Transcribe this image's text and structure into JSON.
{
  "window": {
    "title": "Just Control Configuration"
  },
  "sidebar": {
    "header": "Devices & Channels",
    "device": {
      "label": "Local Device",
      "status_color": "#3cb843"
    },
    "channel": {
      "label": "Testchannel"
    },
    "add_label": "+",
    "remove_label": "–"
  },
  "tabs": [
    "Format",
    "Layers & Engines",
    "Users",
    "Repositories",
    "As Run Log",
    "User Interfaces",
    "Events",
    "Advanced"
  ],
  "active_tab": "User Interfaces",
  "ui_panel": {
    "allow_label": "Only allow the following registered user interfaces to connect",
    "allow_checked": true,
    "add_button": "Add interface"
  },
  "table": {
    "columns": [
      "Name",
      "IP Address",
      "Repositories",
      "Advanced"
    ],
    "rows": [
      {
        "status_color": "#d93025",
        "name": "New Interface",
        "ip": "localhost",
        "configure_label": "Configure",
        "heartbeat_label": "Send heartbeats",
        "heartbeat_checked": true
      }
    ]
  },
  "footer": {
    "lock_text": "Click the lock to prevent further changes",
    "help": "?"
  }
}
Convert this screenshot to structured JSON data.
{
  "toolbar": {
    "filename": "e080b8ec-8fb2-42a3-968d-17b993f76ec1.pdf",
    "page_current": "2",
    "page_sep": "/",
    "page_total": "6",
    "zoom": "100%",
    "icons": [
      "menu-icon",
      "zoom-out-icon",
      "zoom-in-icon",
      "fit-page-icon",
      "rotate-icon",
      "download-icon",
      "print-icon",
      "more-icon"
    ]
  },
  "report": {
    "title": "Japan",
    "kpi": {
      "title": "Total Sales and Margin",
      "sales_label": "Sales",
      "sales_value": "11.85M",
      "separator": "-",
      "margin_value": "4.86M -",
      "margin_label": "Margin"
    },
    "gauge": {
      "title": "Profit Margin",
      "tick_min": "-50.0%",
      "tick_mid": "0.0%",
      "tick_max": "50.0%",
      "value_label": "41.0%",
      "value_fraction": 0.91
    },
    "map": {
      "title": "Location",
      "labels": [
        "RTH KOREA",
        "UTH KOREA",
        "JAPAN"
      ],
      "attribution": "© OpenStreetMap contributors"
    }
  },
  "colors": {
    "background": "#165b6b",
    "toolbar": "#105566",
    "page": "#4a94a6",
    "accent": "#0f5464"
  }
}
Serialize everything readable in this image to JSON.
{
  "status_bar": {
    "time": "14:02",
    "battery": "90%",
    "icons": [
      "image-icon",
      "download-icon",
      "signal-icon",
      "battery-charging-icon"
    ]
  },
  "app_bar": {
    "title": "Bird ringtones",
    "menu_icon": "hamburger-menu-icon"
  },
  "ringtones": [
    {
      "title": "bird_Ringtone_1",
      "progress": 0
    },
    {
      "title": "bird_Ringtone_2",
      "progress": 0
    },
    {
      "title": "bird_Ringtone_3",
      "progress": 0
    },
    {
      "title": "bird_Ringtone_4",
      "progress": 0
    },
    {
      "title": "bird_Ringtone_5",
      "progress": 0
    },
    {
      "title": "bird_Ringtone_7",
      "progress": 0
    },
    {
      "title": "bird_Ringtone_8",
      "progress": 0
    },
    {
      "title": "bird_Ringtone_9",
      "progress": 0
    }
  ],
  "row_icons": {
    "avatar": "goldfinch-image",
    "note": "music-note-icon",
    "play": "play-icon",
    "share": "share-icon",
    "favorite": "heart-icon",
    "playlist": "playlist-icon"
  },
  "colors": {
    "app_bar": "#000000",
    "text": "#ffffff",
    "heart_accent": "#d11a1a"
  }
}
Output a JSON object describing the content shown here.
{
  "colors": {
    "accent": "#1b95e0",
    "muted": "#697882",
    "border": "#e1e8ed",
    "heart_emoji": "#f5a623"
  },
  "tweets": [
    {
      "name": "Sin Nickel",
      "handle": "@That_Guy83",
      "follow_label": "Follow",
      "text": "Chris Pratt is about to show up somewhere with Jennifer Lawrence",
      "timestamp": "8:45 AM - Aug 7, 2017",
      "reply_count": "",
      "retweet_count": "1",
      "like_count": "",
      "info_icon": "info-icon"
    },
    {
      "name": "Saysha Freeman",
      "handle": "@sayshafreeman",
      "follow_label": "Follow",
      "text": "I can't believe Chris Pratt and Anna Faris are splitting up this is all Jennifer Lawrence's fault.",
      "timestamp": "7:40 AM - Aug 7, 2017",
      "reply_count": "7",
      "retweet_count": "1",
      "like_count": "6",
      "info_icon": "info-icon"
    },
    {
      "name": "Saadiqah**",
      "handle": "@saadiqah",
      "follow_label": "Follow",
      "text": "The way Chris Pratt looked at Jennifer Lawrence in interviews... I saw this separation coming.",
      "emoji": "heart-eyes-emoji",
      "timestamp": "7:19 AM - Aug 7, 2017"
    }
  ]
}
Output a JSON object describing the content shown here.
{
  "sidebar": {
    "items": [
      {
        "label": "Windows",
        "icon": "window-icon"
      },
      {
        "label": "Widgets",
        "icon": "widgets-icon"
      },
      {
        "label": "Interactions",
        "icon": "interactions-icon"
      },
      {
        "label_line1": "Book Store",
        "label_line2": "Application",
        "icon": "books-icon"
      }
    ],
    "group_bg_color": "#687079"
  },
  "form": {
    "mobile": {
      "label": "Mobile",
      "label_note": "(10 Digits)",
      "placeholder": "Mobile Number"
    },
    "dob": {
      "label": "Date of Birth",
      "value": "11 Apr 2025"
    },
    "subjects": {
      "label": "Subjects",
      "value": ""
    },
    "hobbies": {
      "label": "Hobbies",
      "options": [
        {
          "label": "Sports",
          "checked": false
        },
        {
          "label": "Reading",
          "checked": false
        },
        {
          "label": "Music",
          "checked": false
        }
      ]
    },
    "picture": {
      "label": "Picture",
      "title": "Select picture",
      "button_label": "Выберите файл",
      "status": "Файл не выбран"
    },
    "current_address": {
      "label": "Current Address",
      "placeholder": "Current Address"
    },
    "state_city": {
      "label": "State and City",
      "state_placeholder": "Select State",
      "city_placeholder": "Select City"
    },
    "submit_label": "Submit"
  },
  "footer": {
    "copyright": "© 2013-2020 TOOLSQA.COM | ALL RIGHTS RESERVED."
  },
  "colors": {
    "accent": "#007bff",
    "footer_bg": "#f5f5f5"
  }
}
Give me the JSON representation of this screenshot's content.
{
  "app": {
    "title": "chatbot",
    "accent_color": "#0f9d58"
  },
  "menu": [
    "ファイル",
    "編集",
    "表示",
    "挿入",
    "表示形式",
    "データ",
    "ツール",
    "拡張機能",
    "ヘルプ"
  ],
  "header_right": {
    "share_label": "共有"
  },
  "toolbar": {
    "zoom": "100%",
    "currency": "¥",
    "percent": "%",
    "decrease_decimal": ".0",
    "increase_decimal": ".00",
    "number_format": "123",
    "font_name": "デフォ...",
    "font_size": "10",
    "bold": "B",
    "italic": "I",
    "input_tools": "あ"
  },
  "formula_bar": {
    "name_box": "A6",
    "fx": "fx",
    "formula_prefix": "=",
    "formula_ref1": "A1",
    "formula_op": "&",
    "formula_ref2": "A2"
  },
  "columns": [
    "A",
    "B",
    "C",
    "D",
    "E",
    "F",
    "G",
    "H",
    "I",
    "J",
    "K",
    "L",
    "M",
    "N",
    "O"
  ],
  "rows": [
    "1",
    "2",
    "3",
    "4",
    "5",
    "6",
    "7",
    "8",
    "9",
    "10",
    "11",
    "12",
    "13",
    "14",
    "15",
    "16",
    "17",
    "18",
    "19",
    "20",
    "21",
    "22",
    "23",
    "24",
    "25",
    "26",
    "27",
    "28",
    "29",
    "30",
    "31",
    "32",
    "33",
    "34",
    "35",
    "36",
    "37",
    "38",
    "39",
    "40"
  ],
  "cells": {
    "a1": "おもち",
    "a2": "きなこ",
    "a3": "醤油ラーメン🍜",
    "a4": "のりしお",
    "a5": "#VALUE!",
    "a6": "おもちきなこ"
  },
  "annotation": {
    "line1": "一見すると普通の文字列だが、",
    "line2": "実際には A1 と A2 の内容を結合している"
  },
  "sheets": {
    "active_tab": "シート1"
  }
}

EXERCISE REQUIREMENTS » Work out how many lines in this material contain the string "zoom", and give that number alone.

SOLUTION TO THIS PROBLEM » 4